Have you ever wondered how free phone games actually make money? You can go ahead and admit it, you play a lot these games even though you know you should be working, studying, playing with your kids, whatever. The fact is, these games are both wildly popular and big business.
There’s the typical model where you either live with ad breaks or pay a dollar or two to download the ad-free version. But many games don’t have any ads at all. So what do they do?
The business model for these “freemium” games is carefully planned out, and Pokémon GO might provide the best example of how to make a free game profitable. The popularity of Pokémon GO a year ago bordered on the fanatical, and even now more people play than you probably imagine. Less than one day after it originally launched, the game was already the top grossing and most downloaded app in the U.S., Australia, and New Zealand. Two years after its launch in July 2016, the app had made a whopping $1.8 billion. People running through the streets trying to capture Snorlax would’ve been unthinkable just a few years ago…but here we are as a society.
Back to the original question. How does the game make money?
As mentioned earlier, it costs nothing to download and play Pokémon GO and similar games. But as a player progresses in the game, optional purchases start to look very enticing if that player wants to advance. This is where PokéCoins come in. PokéCoins are the currency of Pokémon GO. At a certain point, players pretty much need these coins to advance farther in the game and catch better Pokémon.
By the time obsession with the game has already taken hold and people are committed to playing, they’ll spend real, actual money to buy Pokécoins. Since the exchange rates don’t make any sense at all, people are less apt to think about the money they’re spending. For example, it costs $99.99 to purchase 14,500 Pokécoins. That’s a lot of coins! And once you have them, you can use that currency to buy items needed to advance in the game if you don’t actually have the time to run around time and find all of them on your own (which a lot of people don’t).
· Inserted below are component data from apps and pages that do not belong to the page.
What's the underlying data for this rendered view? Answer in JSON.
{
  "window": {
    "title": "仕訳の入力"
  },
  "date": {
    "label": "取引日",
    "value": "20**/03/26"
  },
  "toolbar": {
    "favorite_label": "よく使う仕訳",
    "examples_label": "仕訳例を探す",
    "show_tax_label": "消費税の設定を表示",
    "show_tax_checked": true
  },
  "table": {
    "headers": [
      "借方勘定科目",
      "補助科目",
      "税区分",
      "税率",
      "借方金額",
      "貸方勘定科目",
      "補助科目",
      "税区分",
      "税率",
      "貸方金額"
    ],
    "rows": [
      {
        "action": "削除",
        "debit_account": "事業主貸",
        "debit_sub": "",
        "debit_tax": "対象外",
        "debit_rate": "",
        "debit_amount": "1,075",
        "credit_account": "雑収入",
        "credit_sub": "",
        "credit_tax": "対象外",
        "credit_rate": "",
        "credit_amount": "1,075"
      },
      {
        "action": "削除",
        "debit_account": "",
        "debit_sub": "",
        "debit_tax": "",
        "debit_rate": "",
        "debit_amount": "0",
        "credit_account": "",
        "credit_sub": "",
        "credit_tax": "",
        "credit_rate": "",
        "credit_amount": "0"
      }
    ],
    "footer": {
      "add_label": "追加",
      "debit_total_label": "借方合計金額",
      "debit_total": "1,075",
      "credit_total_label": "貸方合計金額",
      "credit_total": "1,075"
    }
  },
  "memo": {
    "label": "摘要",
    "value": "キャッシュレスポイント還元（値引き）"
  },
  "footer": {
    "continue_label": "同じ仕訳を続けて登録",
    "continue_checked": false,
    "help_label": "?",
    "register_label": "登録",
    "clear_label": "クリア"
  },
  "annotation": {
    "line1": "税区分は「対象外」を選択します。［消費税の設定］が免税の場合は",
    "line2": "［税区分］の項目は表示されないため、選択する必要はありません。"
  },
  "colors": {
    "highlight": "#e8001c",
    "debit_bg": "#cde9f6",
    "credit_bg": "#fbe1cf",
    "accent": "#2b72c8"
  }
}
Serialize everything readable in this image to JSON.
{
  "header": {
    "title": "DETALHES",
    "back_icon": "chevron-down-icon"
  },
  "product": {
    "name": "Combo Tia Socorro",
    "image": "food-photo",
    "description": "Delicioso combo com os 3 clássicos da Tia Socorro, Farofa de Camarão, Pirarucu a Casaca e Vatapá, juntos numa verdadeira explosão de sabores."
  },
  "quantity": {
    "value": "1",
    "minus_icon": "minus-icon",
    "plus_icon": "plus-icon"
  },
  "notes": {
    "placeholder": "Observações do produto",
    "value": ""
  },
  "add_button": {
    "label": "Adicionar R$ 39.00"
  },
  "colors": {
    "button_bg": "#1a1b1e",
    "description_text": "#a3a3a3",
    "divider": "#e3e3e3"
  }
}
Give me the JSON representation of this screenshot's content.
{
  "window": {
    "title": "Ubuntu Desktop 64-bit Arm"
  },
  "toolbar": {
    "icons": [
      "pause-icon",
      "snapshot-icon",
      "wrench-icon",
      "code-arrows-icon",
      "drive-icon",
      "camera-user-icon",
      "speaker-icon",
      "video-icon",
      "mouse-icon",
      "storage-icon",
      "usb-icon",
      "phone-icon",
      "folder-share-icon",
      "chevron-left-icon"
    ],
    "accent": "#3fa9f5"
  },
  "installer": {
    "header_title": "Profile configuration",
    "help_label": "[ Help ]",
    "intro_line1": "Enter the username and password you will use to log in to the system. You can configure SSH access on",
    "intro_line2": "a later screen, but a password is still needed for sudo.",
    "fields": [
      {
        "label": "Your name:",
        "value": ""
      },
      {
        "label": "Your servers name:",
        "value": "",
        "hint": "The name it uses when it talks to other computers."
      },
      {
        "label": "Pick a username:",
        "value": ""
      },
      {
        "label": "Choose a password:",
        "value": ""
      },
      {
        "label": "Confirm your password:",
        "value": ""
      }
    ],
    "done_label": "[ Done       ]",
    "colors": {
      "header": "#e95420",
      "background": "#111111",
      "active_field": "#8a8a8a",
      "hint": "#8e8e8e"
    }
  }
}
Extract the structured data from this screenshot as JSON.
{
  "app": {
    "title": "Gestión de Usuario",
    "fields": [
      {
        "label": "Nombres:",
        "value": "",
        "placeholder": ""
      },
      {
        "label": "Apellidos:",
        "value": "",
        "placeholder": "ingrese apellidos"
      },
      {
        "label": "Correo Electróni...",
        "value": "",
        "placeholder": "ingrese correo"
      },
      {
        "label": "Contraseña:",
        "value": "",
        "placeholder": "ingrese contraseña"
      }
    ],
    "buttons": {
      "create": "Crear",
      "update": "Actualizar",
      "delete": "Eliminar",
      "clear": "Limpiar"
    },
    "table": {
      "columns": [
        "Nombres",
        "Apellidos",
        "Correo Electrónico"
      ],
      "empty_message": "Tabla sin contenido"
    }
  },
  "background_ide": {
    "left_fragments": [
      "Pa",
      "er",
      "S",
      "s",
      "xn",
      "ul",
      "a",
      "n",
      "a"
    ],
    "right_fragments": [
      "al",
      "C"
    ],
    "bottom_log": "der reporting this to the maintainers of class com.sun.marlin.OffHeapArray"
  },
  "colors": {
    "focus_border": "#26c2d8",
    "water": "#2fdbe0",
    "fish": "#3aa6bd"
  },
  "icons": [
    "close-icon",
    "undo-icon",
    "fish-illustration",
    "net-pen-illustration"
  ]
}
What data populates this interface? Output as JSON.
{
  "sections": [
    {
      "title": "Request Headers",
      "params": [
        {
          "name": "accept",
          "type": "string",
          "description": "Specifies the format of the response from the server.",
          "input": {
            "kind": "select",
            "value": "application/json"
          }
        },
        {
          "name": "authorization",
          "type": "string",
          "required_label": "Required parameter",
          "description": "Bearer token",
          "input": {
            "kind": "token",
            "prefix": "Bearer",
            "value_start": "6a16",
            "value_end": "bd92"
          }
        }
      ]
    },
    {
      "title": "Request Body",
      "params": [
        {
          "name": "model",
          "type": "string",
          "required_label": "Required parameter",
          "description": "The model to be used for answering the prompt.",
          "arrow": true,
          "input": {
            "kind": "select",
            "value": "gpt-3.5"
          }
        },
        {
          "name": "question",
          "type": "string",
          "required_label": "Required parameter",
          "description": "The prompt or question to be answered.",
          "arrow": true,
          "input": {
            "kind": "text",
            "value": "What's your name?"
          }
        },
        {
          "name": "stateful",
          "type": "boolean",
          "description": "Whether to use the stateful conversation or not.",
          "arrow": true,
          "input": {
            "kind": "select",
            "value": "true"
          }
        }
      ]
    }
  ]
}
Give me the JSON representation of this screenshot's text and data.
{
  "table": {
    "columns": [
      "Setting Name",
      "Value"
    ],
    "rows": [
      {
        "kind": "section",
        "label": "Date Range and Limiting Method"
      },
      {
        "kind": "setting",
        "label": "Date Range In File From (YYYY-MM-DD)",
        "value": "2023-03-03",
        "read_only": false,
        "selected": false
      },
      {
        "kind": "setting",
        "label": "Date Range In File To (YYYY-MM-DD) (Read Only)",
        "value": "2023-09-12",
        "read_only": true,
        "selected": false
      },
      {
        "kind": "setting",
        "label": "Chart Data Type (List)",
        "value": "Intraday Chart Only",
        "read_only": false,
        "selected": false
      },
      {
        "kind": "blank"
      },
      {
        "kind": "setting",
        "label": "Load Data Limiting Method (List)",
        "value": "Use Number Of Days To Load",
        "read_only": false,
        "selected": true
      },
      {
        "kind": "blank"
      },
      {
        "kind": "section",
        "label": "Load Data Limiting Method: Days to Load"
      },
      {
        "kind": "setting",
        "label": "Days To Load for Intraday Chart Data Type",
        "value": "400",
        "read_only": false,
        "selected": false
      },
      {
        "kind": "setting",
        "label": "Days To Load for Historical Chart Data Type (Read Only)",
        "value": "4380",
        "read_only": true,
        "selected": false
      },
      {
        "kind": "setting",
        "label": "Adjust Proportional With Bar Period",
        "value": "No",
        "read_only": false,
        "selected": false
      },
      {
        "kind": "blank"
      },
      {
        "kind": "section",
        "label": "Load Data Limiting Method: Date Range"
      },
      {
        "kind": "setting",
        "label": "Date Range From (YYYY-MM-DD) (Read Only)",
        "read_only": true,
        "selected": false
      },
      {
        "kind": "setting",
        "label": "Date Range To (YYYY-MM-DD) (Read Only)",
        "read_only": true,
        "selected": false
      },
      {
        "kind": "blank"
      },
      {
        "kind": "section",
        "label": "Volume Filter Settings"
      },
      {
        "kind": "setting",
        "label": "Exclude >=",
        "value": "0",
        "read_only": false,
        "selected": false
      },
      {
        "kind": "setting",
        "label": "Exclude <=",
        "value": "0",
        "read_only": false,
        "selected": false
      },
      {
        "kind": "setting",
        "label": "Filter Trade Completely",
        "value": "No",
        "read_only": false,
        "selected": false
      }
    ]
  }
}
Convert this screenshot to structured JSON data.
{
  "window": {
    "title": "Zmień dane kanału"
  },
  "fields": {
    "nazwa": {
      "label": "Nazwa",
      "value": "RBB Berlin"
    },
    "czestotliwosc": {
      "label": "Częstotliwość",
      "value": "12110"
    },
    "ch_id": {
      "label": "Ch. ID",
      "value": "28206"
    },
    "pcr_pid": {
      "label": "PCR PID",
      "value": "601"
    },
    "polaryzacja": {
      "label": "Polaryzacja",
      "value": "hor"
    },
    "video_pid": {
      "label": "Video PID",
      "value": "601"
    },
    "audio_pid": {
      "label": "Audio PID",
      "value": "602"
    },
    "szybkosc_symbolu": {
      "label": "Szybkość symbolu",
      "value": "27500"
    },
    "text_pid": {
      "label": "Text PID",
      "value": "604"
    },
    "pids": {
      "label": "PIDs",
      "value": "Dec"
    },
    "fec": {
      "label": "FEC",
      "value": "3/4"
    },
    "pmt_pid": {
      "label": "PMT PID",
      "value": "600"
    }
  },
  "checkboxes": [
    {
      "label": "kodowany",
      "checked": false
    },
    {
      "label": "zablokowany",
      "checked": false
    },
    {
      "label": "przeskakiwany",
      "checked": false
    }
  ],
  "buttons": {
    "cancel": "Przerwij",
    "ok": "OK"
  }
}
It’s a psychological trick, similar to how people feel better spending money with a credit card versus cash. Also, the payment process is simple. Just a little tap or click and you’ve forked over more cash in order to advance in the game without giving it much thought.
Certain games use psychology to get you to spend more money at critical junctures. People experience unexpected losses more intensely than comparable gains. This is known as loss aversion, and developers use it to get more money out of players. Purchase prompts will appear at carefully planned times so users will dish out money to be able to continue their quest. In some games, players might lose all of their progress if they don’t choose to pay more and retain their rewards – so it’s either pay or start from square one. A classic case of manipulation based on human psychology. We want to win, dammit!
While the hype perhaps suggests that everyone is out there spending their hard earned money on games and apps, that’s simply not the truth. A report found that only 1.9% of mobile gamers make in-app purchases. These people are referred to as “whales,” and they will sometimes spend hundreds or thousands of dollars on their preferred games. To them, it can become an addiction – and game companies try to foster that.
The world of gaming is always evolving, and developers and big companies are constantly trying to figure out how to engage players and make money at the same time. When you move from the classic model where you purchase the game to a model where a download is free, what are game companies to do?
The thing is, that whales can spend outrageous amounts of money on their games – sometimes going so far as to drive themselves into debt. There are companies that hire people whose primary job is reach out to whales and make sure that they keep spending money, even if they are grandmothers spending their retirement savings. While not all game companies work in such an amoral fashion, it is something to think about: a lot of money went into developing your favorite free phone game. And if you’re not paying for it, then who is?